Thus, the ongoing competition — while unorthodox — probably is not as unique or atypical as it sounds.

“I actually talked to (former Eagles offensive lineman) Allen Barbre last night,” Johnson said. “They’re doing the same thing with him in Denver. It’s not out of the ordinary. They have two guys, want to see what they can do and see who the better man is.”

In this case, the Eagles have two players with vastly different skill sets, so it makes sense to see which meshes better with their teammates.

“Wis is more of a technician,” Peters said. “He’s almost like a center at guard, which he really is. He knows the offense, he’s giving calls, more of a communicator. And Chance is more of an aggressor. He wants to get into the linebackers.”

Wisniewski could not personally remember an occasion where he was rotating in and out of the lineup during a game. Regardless, the Eagles picked up a victory over the NFC East rival Giants, so for one week anyway, it was all good.

“The guys around us, (Eagles center Jason Kelce) and JP did well rolling with it,” Wisniewski said. “It worked out well. Got a win, ran the ball well and protected well as a whole.”

Long-term, it would behoove the Eagles to settle on a permanent starter sooner rather than later.

Doug Pederson on Beckham's celebrations: 'Our players see it, our fans see it'

Doug Pederson on Beckham's celebrations: 'Our players see it, our fans see it'

Giants receiver Odell Beckham Jr. scored two huge touchdowns in the fourth quarter of Sunday's game at the Linc. 

After the first, he mimicked a dog by getting on all fours before lifting his leg and fake urinating on the field. That drew a flag. On the next touchdown, Beckham raised a fist in the air and stood at attention. 

On Monday, Eagles head coach Doug Pederson said he wasn't going to comment on it. Then he commented on it. 

"Our players see it, our fans see it," Pederson said. "It's one of those things I think you just kind of file away in the back of your mind. And you just remember those things and move on. It's unfortunate. I have to control our guys obviously and every other coach has to control their players. It's something that you don't want to see it in the game. It takes away from a great play that he just made."

Beckham was vague about the meaning behind the fist-raising celebration after the game. But Malcolm Jenkins has been raising his fist during the national anthem for about a year. 

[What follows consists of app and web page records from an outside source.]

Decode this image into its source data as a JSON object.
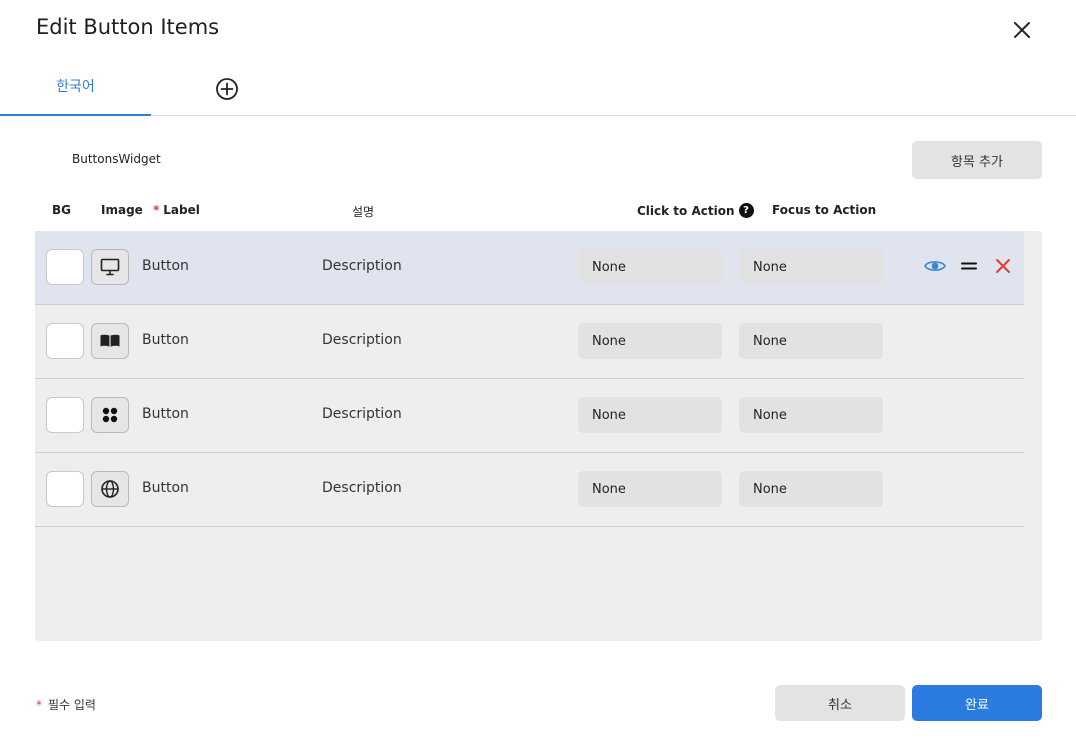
{
  "dialog": {
    "title": "Edit Button Items",
    "close_icon": "close-icon"
  },
  "tabs": {
    "items": [
      {
        "label": "한국어",
        "active": true
      }
    ],
    "add_icon": "plus-circle-icon"
  },
  "widget": {
    "name": "ButtonsWidget",
    "add_item_label": "항목 추가"
  },
  "columns": {
    "bg": "BG",
    "image": "Image",
    "required_mark": "*",
    "label": "Label",
    "description": "설명",
    "click_action": "Click to Action",
    "focus_action": "Focus to Action"
  },
  "rows": [
    {
      "image_icon": "monitor-icon",
      "label": "Button",
      "description": "Description",
      "click_action": "None",
      "focus_action": "None",
      "selected": true
    },
    {
      "image_icon": "book-icon",
      "label": "Button",
      "description": "Description",
      "click_action": "None",
      "focus_action": "None",
      "selected": false
    },
    {
      "image_icon": "apps-icon",
      "label": "Button",
      "description": "Description",
      "click_action": "None",
      "focus_action": "None",
      "selected": false
    },
    {
      "image_icon": "globe-icon",
      "label": "Button",
      "description": "Description",
      "click_action": "None",
      "focus_action": "None",
      "selected": false
    }
  ],
  "row_action_icons": [
    "eye-icon",
    "drag-handle-icon",
    "delete-icon"
  ],
  "footer": {
    "required_mark": "*",
    "required_note": "필수 입력",
    "cancel_label": "취소",
    "done_label": "완료"
  },
  "colors": {
    "accent": "#2c7be0",
    "required": "#e53935",
    "selected_row": "#dfe4ee",
    "list_bg": "#eeeeee"
  }
}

When asked if the celebrations could have led to Jenkins' being a little more aggressive on a pass interference penalty later in the game — Jenkins clotheslined Beckham — Pederson said he thought it was "possible." But he also said it was just a play Jenkins made to prevent Beckham from possibly scoring a touchdown. 

Beckham, for his part, didn't see anything dirty on the play. 

"He made a smart play," Beckham said. "I'm running down the field. I'm gonna make a play and so he stops that. It's football. He made a play to stop me from making a play." 

After the game, Beckham didn't apologize for his celebrations. He understood that the penalty after the "urination celebration" led to his team kicking off from the 20. 

"But when I get in the end zone, I'm going to do what I'm going to do," he said. "I'm going to try to spark this team."